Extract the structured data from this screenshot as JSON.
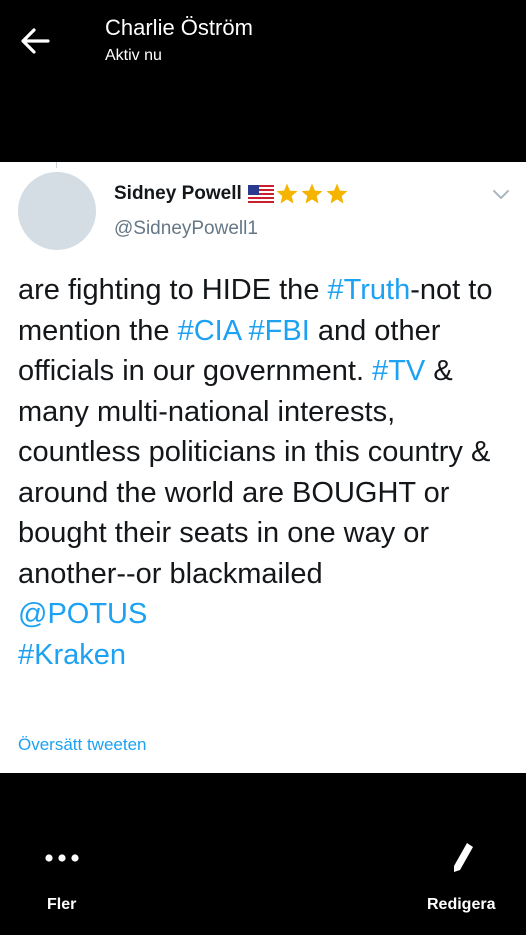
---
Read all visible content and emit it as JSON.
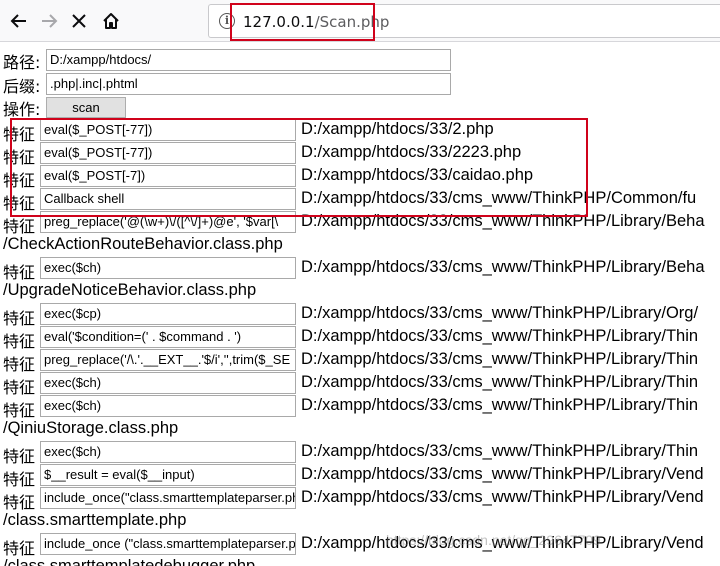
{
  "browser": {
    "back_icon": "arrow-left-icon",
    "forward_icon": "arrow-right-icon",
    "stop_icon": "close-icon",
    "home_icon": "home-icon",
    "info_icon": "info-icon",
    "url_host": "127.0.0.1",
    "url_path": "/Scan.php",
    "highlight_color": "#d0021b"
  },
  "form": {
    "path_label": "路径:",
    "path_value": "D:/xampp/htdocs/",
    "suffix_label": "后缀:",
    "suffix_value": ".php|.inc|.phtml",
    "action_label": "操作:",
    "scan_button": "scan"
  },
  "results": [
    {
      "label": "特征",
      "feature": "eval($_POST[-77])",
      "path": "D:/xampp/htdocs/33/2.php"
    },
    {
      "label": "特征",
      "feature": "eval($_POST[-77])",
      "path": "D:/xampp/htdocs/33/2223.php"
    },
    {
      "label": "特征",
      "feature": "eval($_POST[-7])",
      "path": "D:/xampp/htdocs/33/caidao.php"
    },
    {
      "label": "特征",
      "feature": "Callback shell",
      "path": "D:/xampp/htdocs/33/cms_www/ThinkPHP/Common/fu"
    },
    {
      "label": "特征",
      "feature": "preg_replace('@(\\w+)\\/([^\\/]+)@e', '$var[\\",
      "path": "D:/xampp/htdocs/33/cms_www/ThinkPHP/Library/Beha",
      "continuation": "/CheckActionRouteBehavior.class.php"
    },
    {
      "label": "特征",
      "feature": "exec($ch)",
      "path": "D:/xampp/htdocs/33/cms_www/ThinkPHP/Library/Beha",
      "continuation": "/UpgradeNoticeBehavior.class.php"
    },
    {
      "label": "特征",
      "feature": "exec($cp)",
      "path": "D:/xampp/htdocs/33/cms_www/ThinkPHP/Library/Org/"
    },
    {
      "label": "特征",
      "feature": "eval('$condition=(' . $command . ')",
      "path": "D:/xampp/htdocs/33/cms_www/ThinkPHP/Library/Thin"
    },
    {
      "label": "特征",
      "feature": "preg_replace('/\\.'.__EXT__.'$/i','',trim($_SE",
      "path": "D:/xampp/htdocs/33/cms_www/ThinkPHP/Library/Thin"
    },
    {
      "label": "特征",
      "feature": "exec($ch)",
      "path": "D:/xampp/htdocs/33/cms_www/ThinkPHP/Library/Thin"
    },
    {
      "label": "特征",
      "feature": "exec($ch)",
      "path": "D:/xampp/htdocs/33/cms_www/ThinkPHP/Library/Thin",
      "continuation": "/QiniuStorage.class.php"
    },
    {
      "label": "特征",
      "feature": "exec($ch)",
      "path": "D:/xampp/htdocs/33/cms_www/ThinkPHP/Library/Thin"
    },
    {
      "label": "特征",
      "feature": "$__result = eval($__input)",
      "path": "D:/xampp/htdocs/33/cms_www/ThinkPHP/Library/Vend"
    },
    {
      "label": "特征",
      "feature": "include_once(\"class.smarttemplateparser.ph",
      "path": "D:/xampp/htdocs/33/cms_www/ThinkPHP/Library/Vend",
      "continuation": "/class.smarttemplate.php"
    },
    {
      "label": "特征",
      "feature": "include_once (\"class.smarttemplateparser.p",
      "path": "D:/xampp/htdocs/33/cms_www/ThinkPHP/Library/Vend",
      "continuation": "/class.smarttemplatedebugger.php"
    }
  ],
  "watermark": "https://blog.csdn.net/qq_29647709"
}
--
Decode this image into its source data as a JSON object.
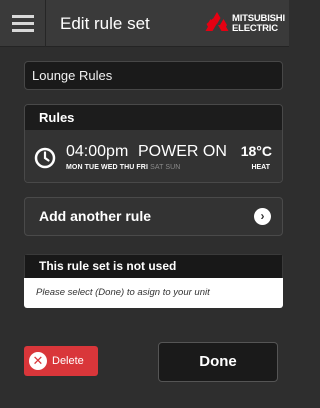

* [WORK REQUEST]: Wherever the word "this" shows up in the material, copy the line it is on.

* [SOLVED EXERCISE]:
Extract the structured data from this screenshot as JSON.
Decode this image into its source data as a JSON object.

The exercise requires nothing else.